Despite these losses of possession, Gerrard also won the ball back 16 times from his deep role – something Lucas has never achieved since the collection of this stat began. Gerrard consistently showed the bite and hunger required for the role, screening from side to side, getting into the wide areas to win the ball on a regular basis.
Much of the praise that Raheem Sterling has come in for this season has been to do with his technical ability, physical speed, strength, and maturity on the ball. However for myself and many others, his decision making and tactical awareness is his strongest attribute, something which I feel currently separates him from fellow youngster Jordon Ibe (who is also pushing for first team action).
His movement off the ball has improved massively since his first team debut, and the speed at which he takes up his positions after recognising the space almost doubles his threat. Even if the defender marking him recognises the threat at the same time, Sterling will win the space nine times out of ten and can then hurt the opposition.
Above you can see the example of this: he works in tandem with the movement of Suarez. He naturally drifts deep between the lines to receive from Henderson, and Marc Wilson chooses to follow him out. Sterling has the run on Pieters and uses the momentum of Wilson’s step out to take the space directly behind him. This way Suarez acts as a dummy, Henderson can miss him out and play straight into the space behind the defence for Sterling to latch onto.
The move doesn’t materialise on this occasion, nevertheless, this is just an example of his ability to recognise these situations developing.
These particular runs between full back and centre back have been a key feature of why Sterling has been so dominant since he broke back into the team. He has now begun to establish himself as a valuable member of the first team. If he can continue to improve in these areas and add to his rapidly improving goals and assists tally, he may even start to entertain thoughts about a call up for Brazil.
This was a very evenly matched game, which saw Stoke scrape the possession battle, but Liverpool stringing slightly more passes together. Final third accuracy was poor from both sides, with 69% and 66% respectively. Despite Stoke’s three goals, they actually failed to create a clear-cut chance, while Liverpool scored 3 of their 5 clear-cut chances. The teams even matched up with their dribbling statistics, both attempting 18 dribbles each (Stoke had 9 successful, Liverpool 10).
The massive difference you can see between the two teams in the crossing statistics. Stoke attempted a massive 40 crosses and incredibly, Charlie Adam attempted 22 of these. Only 9 of Stoke’s crosses were successful. When looking at duels, Stoke won the aerial battle, probably unsurprising, while Liverpool won the battle on the ground. Finally the defensive stats were also relatively even, Stoke with more interceptions (17) but Liverpool with more tackles (15). This game could have easily swung the other way.
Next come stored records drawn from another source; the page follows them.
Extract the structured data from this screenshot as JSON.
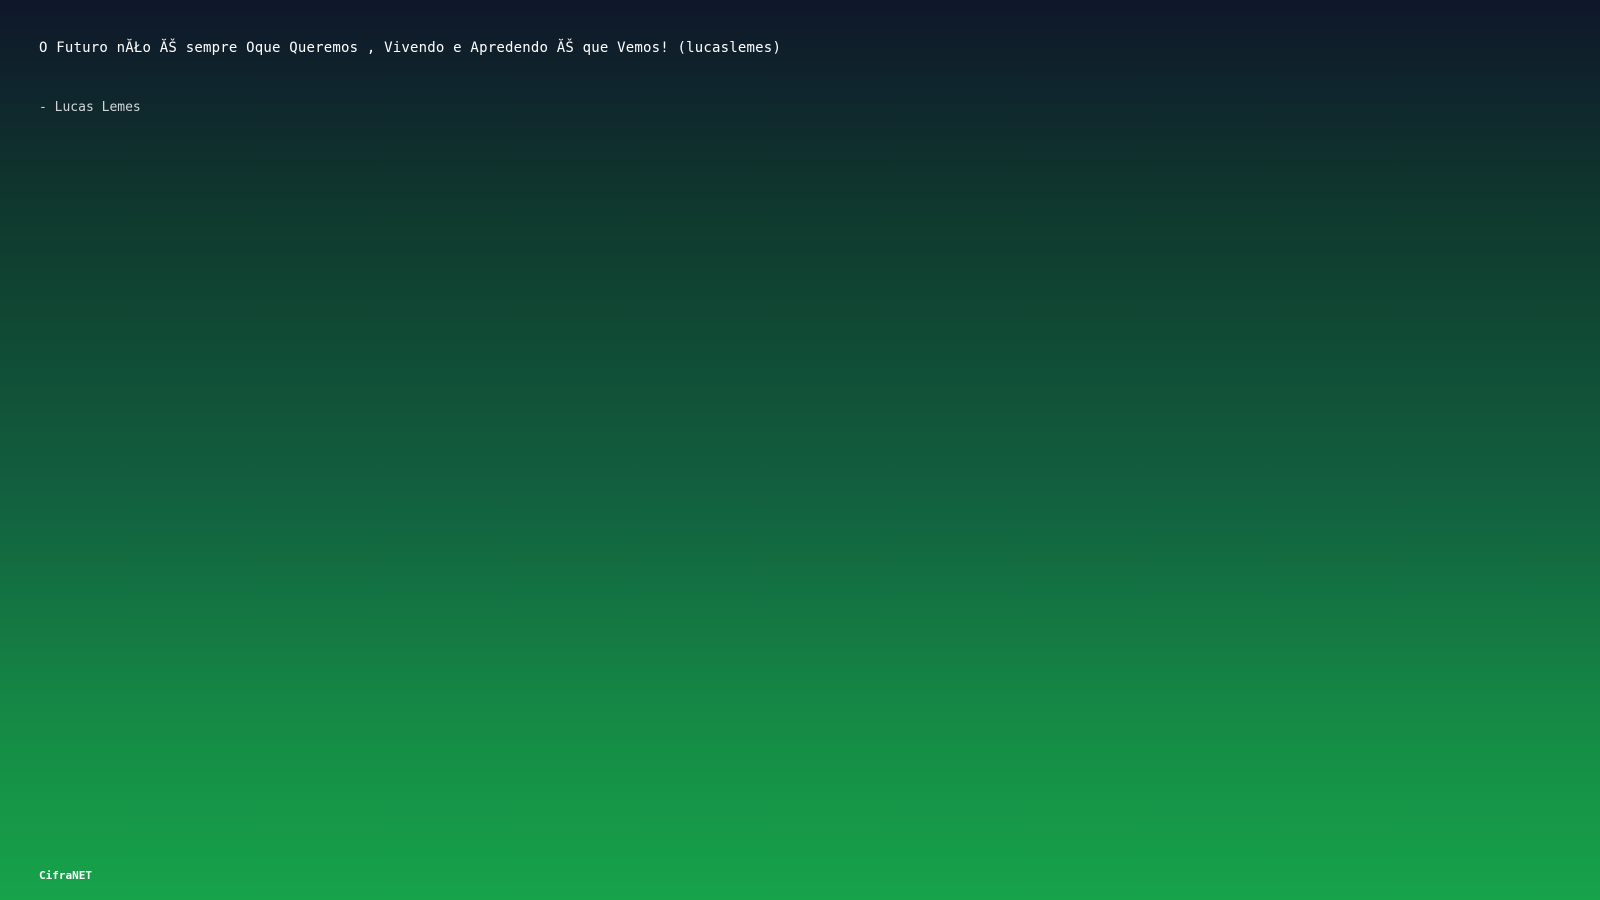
{
  "quote": {
    "text": "O Futuro nĂŁo ĂŠ sempre Oque Queremos , Vivendo e Apredendo ĂŠ que Vemos! (lucaslemes)",
    "author": "- Lucas Lemes"
  },
  "footer": {
    "brand": "CifraNET"
  },
  "colors": {
    "gradient_top": "#0f172a",
    "gradient_bottom": "#16a34a",
    "text": "#ffffff"
  }
}
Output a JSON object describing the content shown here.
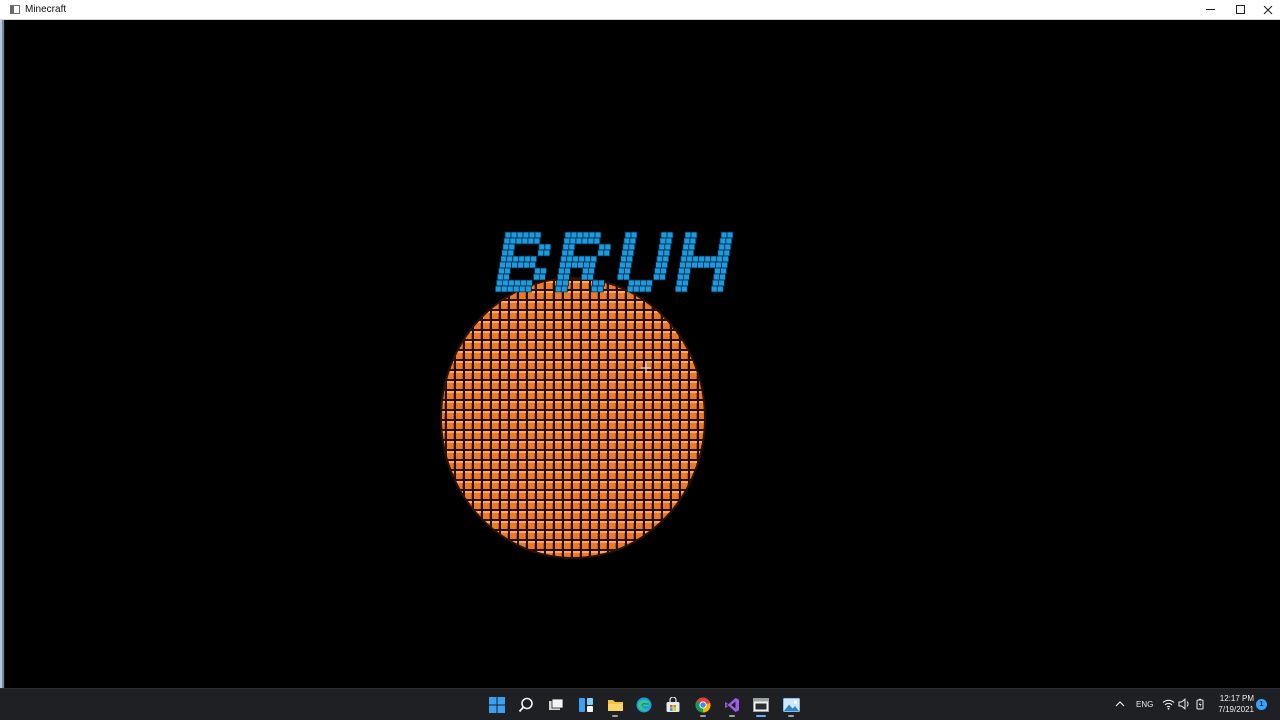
{
  "window": {
    "title": "Minecraft",
    "controls": [
      "minimize",
      "maximize",
      "close"
    ]
  },
  "scene": {
    "background_color": "#000000",
    "text": "BRUH",
    "text_block_color": "#1a9ae0",
    "sphere_block_color": "#f07d2a"
  },
  "taskbar": {
    "apps": [
      {
        "name": "start",
        "icon": "windows-logo-icon"
      },
      {
        "name": "search",
        "icon": "search-icon"
      },
      {
        "name": "task-view",
        "icon": "task-view-icon"
      },
      {
        "name": "widgets",
        "icon": "widgets-icon"
      },
      {
        "name": "file-explorer",
        "icon": "folder-icon",
        "running": true
      },
      {
        "name": "edge",
        "icon": "edge-icon"
      },
      {
        "name": "store",
        "icon": "store-icon"
      },
      {
        "name": "chrome",
        "icon": "chrome-icon",
        "running": true
      },
      {
        "name": "visual-studio",
        "icon": "visual-studio-icon",
        "running": true
      },
      {
        "name": "minecraft",
        "icon": "minecraft-window-icon",
        "running": true,
        "active": true
      },
      {
        "name": "photos",
        "icon": "photos-icon",
        "running": true
      }
    ],
    "tray": {
      "language": "ENG",
      "icons": [
        "chevron-up-icon",
        "wifi-icon",
        "volume-icon",
        "battery-icon"
      ]
    },
    "clock": {
      "time": "12:17 PM",
      "date": "7/19/2021"
    },
    "notification_count": "1",
    "accent_color": "#36a3ff"
  }
}
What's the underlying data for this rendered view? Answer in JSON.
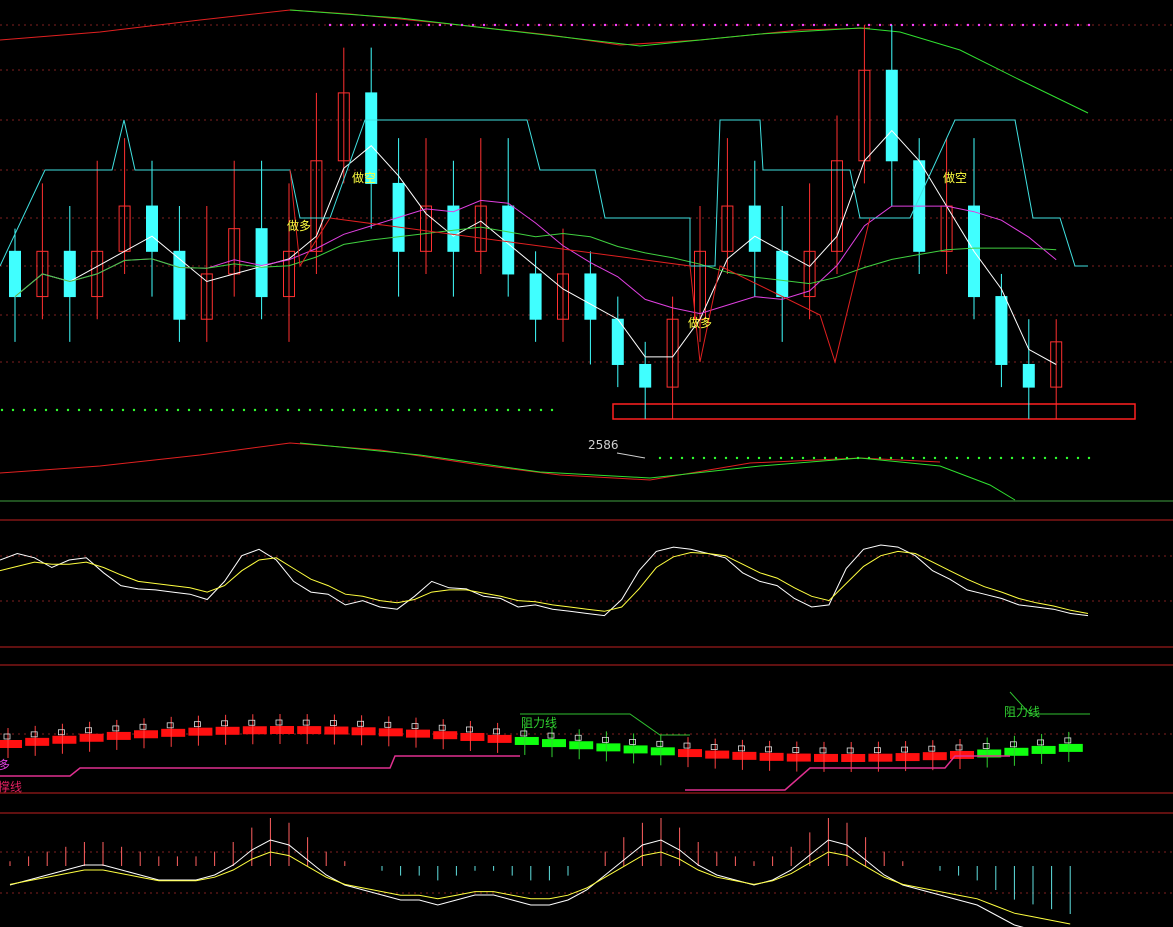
{
  "colors": {
    "background": "#000000",
    "up": "#ff3030",
    "down": "#40ffff",
    "grid": "#802020",
    "separator": "#c02020",
    "ma_white": "#ffffff",
    "ma_magenta": "#e040e0",
    "ma_green": "#40d040",
    "ma_cyan": "#40e0e0",
    "band_red": "#e02020",
    "band_green": "#30e030",
    "yellow": "#ffff40",
    "dot_green": "#30ff30",
    "dot_magenta": "#ff40ff",
    "bull_block": "#ff1010",
    "bear_block": "#10ff10"
  },
  "main_panel": {
    "price_label": "2586",
    "annotations": [
      {
        "text": "做空",
        "bar": 13
      },
      {
        "text": "做多",
        "bar": 10
      },
      {
        "text": "做多",
        "bar": 26
      },
      {
        "text": "做空",
        "bar": 35
      }
    ]
  },
  "signal_panel": {
    "resistance_label_1": "阻力线",
    "resistance_label_2": "阻力线",
    "left_label_1": "多",
    "left_label_2": "撑线"
  },
  "chart_data": [
    {
      "type": "candlestick",
      "panel": "main",
      "y_levels": [
        2620,
        2605,
        2595,
        2590,
        2580,
        2575
      ],
      "bars": [
        {
          "o": 2605,
          "c": 2595,
          "h": 2610,
          "l": 2585
        },
        {
          "o": 2595,
          "c": 2605,
          "h": 2620,
          "l": 2590
        },
        {
          "o": 2605,
          "c": 2595,
          "h": 2615,
          "l": 2585
        },
        {
          "o": 2595,
          "c": 2605,
          "h": 2625,
          "l": 2590
        },
        {
          "o": 2605,
          "c": 2615,
          "h": 2630,
          "l": 2600
        },
        {
          "o": 2615,
          "c": 2605,
          "h": 2625,
          "l": 2595
        },
        {
          "o": 2605,
          "c": 2590,
          "h": 2615,
          "l": 2585
        },
        {
          "o": 2590,
          "c": 2600,
          "h": 2615,
          "l": 2585
        },
        {
          "o": 2600,
          "c": 2610,
          "h": 2625,
          "l": 2595
        },
        {
          "o": 2610,
          "c": 2595,
          "h": 2625,
          "l": 2590
        },
        {
          "o": 2595,
          "c": 2605,
          "h": 2620,
          "l": 2585
        },
        {
          "o": 2605,
          "c": 2625,
          "h": 2640,
          "l": 2600
        },
        {
          "o": 2625,
          "c": 2640,
          "h": 2650,
          "l": 2620
        },
        {
          "o": 2640,
          "c": 2620,
          "h": 2650,
          "l": 2610
        },
        {
          "o": 2620,
          "c": 2605,
          "h": 2630,
          "l": 2595
        },
        {
          "o": 2605,
          "c": 2615,
          "h": 2630,
          "l": 2600
        },
        {
          "o": 2615,
          "c": 2605,
          "h": 2625,
          "l": 2595
        },
        {
          "o": 2605,
          "c": 2615,
          "h": 2630,
          "l": 2600
        },
        {
          "o": 2615,
          "c": 2600,
          "h": 2630,
          "l": 2595
        },
        {
          "o": 2600,
          "c": 2590,
          "h": 2605,
          "l": 2585
        },
        {
          "o": 2590,
          "c": 2600,
          "h": 2610,
          "l": 2585
        },
        {
          "o": 2600,
          "c": 2590,
          "h": 2605,
          "l": 2580
        },
        {
          "o": 2590,
          "c": 2580,
          "h": 2595,
          "l": 2575
        },
        {
          "o": 2580,
          "c": 2575,
          "h": 2585,
          "l": 2568
        },
        {
          "o": 2575,
          "c": 2590,
          "h": 2595,
          "l": 2568
        },
        {
          "o": 2590,
          "c": 2605,
          "h": 2615,
          "l": 2585
        },
        {
          "o": 2605,
          "c": 2615,
          "h": 2630,
          "l": 2600
        },
        {
          "o": 2615,
          "c": 2605,
          "h": 2625,
          "l": 2595
        },
        {
          "o": 2605,
          "c": 2595,
          "h": 2615,
          "l": 2585
        },
        {
          "o": 2595,
          "c": 2605,
          "h": 2620,
          "l": 2590
        },
        {
          "o": 2605,
          "c": 2625,
          "h": 2635,
          "l": 2600
        },
        {
          "o": 2625,
          "c": 2645,
          "h": 2655,
          "l": 2620
        },
        {
          "o": 2645,
          "c": 2625,
          "h": 2655,
          "l": 2615
        },
        {
          "o": 2625,
          "c": 2605,
          "h": 2630,
          "l": 2600
        },
        {
          "o": 2605,
          "c": 2615,
          "h": 2630,
          "l": 2600
        },
        {
          "o": 2615,
          "c": 2595,
          "h": 2630,
          "l": 2590
        },
        {
          "o": 2595,
          "c": 2580,
          "h": 2600,
          "l": 2575
        },
        {
          "o": 2580,
          "c": 2575,
          "h": 2590,
          "l": 2568
        },
        {
          "o": 2575,
          "c": 2585,
          "h": 2590,
          "l": 2568
        }
      ]
    },
    {
      "type": "line",
      "panel": "kdj",
      "series": [
        {
          "name": "",
          "values": [
            72,
            78,
            74,
            65,
            72,
            74,
            60,
            48,
            45,
            44,
            42,
            40,
            35,
            52,
            76,
            82,
            72,
            52,
            42,
            40,
            30,
            34,
            28,
            26,
            38,
            52,
            46,
            45,
            38,
            36,
            28,
            30,
            26,
            24,
            22,
            20,
            35,
            62,
            80,
            84,
            82,
            78,
            74,
            60,
            52,
            48,
            36,
            28,
            30,
            64,
            82,
            86,
            84,
            76,
            62,
            54,
            44,
            40,
            36,
            30,
            28,
            26,
            22,
            20
          ]
        },
        {
          "name": "",
          "values": [
            62,
            66,
            70,
            68,
            68,
            70,
            65,
            58,
            52,
            50,
            48,
            46,
            42,
            48,
            62,
            72,
            74,
            64,
            54,
            48,
            40,
            38,
            34,
            32,
            35,
            42,
            44,
            44,
            41,
            38,
            34,
            33,
            30,
            28,
            26,
            24,
            28,
            45,
            65,
            75,
            79,
            78,
            76,
            68,
            60,
            55,
            46,
            38,
            34,
            50,
            66,
            76,
            80,
            78,
            70,
            62,
            54,
            47,
            42,
            36,
            32,
            29,
            25,
            22
          ]
        }
      ]
    },
    {
      "type": "bar",
      "panel": "macd",
      "values": [
        1,
        2,
        3,
        4,
        5,
        5,
        4,
        3,
        2,
        2,
        2,
        3,
        5,
        8,
        10,
        9,
        6,
        3,
        1,
        0,
        -1,
        -2,
        -2,
        -3,
        -2,
        -1,
        -1,
        -2,
        -3,
        -3,
        -2,
        0,
        3,
        6,
        9,
        10,
        8,
        5,
        3,
        2,
        1,
        2,
        4,
        7,
        10,
        9,
        6,
        3,
        1,
        0,
        -1,
        -2,
        -3,
        -5,
        -7,
        -8,
        -9,
        -10
      ]
    }
  ]
}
A fascinating game for so many reasons. Liverpool will be delighted with some of the good fortune they have previously lacked in this fixture. Cissokho benefitted from a massive Shawcross deflection, while Sterling had a handball not given, allowing him through to win a very soft penalty. A massive positive also came with the return of Daniel Sturridge to rekindle his lethal partnership with Suarez – he immediately set Suarez up for the fourth goal, and then executed a brilliant finish to round off the scoring.
Though only just inside the bottom 10, Stoke sit precariously 5 points from safety along with the rest of the bottom half in an incredibly close and critical stage in the season. With better luck they could have won the game, and could have had a fourth goal very late on.
What a game!